Jain shows her dozens of paisley borders done in silver, each very close to what she wants, but none quite match. Patience is the key, she believes, her hypothesis being that the perfect border will be the most difficult to find.
Eventually, Khan’s perseverance pays off. Jain presents a specimen and she checks it against the skirt, turning the border to the light that filters through the filigree. It’s perfect. She’ll take it. Rs 2,500 [$40].
It is a credit to the heady seductiveness of Kinari Bazar that once Khan’s quest for the perfect border comes to an end, she decides that since she’s here anyway, she might as well pick up three more borders, two in an antique brass finish, one a purple-and-green garland of embroidered flowers.
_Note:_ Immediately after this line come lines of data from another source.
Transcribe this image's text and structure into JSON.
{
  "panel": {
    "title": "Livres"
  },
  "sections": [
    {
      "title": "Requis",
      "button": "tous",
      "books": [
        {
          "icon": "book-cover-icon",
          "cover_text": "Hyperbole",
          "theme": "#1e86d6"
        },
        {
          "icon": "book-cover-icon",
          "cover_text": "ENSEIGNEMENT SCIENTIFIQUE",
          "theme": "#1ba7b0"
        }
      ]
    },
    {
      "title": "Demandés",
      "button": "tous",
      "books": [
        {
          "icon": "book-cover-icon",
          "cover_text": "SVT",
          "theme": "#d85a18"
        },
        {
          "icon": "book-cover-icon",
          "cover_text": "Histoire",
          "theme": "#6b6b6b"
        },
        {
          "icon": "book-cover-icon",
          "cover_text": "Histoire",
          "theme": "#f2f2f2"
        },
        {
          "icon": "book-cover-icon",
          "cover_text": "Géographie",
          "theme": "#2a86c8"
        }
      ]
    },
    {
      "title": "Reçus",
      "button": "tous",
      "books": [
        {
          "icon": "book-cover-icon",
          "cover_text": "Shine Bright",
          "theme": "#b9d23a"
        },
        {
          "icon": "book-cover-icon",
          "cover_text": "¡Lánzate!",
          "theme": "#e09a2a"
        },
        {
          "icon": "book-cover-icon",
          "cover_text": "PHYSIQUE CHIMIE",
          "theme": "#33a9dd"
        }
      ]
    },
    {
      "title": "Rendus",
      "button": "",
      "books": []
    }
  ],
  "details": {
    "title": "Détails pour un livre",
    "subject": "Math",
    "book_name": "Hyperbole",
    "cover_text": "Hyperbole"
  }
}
These borders have nothing on the preciousness of a zardozi or a silken gara, and yet it’s these comparatively cheap zari borders, these among countless hundreds of thousands all around the bazar, available at any time, that so often inspire stockpiling.
“I don’t have specific outfits for these,” says Khan, “but they are beautiful borders, so they will come in handy anyway.”
Their inherent value may be negligible in the long-term, but, as the woman says, they’re beautiful borders. Whether she uses them to line a sari, a sharara or a tablecloth, beautiful is all anyone ever wanted these borders to be.
11 Feb 2014